The Raiders reportedly reached agreement with Denver Broncos defensive coordinator Dennis Allen to be their head coach on Jan. 24, according to Fox Sports and ESPN.
Allen and Raiders general manager Reggie McKenzie reportedly met for a second time in Mobile, Ala., on Jan. 24 and consummated a contract that will make Allen the franchise's 18th coach — Art Shell had two stints. Allen has no previous head coaching experience.
The Raiders announced the hiring of Allen on Jan. 27. He reportedly received a four-year deal.

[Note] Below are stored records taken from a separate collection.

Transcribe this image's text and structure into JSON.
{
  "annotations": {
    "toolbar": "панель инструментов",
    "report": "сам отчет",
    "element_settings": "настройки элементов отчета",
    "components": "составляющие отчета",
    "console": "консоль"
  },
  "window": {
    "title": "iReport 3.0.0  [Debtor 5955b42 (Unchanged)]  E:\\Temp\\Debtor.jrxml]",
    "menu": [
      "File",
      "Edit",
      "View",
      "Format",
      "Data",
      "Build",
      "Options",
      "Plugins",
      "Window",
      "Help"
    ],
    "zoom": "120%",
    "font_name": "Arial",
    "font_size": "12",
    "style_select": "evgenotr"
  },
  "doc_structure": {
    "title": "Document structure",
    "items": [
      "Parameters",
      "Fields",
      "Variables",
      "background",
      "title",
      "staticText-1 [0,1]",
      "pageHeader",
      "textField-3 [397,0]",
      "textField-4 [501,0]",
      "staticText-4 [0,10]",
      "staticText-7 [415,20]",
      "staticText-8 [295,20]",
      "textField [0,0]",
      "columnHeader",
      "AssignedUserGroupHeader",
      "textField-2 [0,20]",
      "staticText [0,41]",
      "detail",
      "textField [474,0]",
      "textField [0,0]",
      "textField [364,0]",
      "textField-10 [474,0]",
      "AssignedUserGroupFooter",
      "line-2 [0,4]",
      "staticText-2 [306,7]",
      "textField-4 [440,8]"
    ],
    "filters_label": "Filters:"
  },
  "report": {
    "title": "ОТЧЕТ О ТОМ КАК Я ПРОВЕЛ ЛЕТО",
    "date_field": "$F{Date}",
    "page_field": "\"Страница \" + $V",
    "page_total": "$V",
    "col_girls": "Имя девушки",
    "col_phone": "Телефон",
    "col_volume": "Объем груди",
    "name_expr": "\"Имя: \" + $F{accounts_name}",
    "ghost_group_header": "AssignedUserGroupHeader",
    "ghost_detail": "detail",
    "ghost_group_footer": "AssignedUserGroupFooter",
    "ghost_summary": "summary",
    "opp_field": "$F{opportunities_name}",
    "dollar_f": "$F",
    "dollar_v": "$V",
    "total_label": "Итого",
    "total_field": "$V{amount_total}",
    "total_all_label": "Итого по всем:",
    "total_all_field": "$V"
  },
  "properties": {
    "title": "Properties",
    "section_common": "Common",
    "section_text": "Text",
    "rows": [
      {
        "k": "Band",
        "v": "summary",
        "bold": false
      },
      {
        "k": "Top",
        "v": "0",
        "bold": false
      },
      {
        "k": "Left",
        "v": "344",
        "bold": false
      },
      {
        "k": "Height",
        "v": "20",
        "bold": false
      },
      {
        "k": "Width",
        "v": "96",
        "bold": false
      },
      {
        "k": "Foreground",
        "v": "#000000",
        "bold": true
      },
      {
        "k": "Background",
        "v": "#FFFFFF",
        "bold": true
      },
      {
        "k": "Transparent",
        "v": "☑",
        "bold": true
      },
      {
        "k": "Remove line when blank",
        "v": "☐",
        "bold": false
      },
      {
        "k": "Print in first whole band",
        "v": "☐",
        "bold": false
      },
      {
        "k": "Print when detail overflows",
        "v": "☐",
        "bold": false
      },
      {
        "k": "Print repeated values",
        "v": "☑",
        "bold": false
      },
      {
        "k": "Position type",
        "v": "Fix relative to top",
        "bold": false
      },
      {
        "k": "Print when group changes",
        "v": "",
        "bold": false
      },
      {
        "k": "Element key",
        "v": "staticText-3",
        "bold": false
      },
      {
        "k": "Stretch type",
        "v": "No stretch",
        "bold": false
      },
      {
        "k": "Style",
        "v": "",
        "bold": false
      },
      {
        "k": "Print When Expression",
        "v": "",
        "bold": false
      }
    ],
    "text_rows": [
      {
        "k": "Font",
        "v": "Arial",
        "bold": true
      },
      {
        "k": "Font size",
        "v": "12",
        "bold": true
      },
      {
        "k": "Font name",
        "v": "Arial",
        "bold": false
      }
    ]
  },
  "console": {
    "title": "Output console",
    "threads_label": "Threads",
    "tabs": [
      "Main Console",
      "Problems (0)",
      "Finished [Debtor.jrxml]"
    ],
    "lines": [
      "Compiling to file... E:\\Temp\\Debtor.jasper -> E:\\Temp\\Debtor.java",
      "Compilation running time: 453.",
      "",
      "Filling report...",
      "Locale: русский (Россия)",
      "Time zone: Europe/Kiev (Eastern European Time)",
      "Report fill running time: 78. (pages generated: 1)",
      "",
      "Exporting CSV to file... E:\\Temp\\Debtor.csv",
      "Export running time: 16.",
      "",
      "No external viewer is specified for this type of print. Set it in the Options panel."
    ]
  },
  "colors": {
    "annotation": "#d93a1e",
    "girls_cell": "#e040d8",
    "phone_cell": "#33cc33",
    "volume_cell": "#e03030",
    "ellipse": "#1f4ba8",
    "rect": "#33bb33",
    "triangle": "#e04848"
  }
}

Allen, 39, replaces Hue Jackson, fired by McKenzie on Jan. 10. Jackson had an 8-8 record in 2011, his only season at the helm with Oakland.
Allen, right, is the first Raiders head coach with a defensive background since linebackers coach John Madden was hired by Al Davis in 1969 to succeed John Rauch. Madden won 103 games in 10 seasons and led Oakland to its first Super Bowl following the 1976 season.
Before serving as Denver’s defensive coordinator this season, Allen spent five years as a defensive assistant with New Orleans and also coached for Atlanta. He helped the Broncos improve from allowing a league-worst 29.4 points and 390.8 yards per game in 2010 to ranking 20th in yards (357.8) and 24th in points (24.4) this season on the way to an AFC West title. The Broncos tied for 10th with 41 sacks and won their first playoff game in six seasons.
"He knew how to get us ready," Broncos cornerback Champ Bailey told reporters in Honolulu on Jan. 24. "I give him a lot of credit for the success we had this year. (He's) serious about the business. He's one of the most intense coaches I've had. It was a pleasure working with him. You knew what he was going to bring you every day."
Other candidates reportedly to have interviewed with McKenzie included Philadelphia Eagles offensive coordinator Marty Mornhinweg, Miami Dolphins defensive coordinator Todd Bowles, New Orleans Saints offensive coordinator Pete Carmichael Jr. and Green Bay assistants Winston Moss and Dom Capers. Denver Broncos offensive coordinator Mike McCoy and Chicago Bears offensive coordinator Mike Tice reportedly canceled interviews with McKenzie.
Allen becomes the Raiders' seventh head coach since Jon Gruden left for the Tampa Bay Buccaneers after the 2001 season — following Bill Callahan, Norv Turner, Art Shell, Lane Kiffin, Tom Cable and Jackson. Gruden is the last Raiders head coach to spend four seasons on the job. The Raiders have fired eight head coaches (Mike White and Joe Bugel were the others) since the team returned to Oakland in 1995.
The Raiders haven't had a winning record since going 12-4 in 2002. Their 99 losses over the past nine seasons are the second most in the NFL and their current nine-year playoff drought is tied with Cleveland for the second longest in the league.
Said Broncos head coach John Fox about Allen in a statement Jan. 27:
“He’s a sharp guy who knows football, has a way of relating to his players and carries himself very well. Dennis is a strong motivator and teacher with an aggressive style of coaching. He will approach the job with tremendous energy and passion to get the most out of his team. His thorough understanding of defense, from the back to the front, and his ability to teach fundamentally and assignment-wise really helped us get better. He’s been around a lot of good people during his NFL career and has a very bright future ahead of him.”
Allen's biggest task with his new team is to reduce penalties and improve a woeful defense.
In the 2011 season, the Raiders committed 163 penalties for 1,358 yards, setting NFL records in both categories. Since the start of the 2003 season, Oakland has committed a league-worst 1,183 penalties — 133 more than second-worst Arizona, which is the same difference between second and 14th place.
On defense in the 2011 season, the Raiders established franchise worsts in touchdown passes allowed (31), rushing yards per carry (5.1), yards passing (4,262) and total yards (6,201), while giving up the third-most points (433) in team history.
Oakland joined this season's Tampa Bay Buccaneers as two of the four teams to allow at least 30 TD passes and 5.0 yards per carry in a season, a distinction achieved previously by only the 1950 Baltimore Colts and 1952 Dallas Texans. The Raiders also became the sixth team since the 1970 merger to allow at least 2,000 yards rushing and 4,000 yards passing in a season.
Since 2003, the Raiders have the worst run defense in the league, allowing 175 touchdowns on the ground and 141.7 yards rushing per game.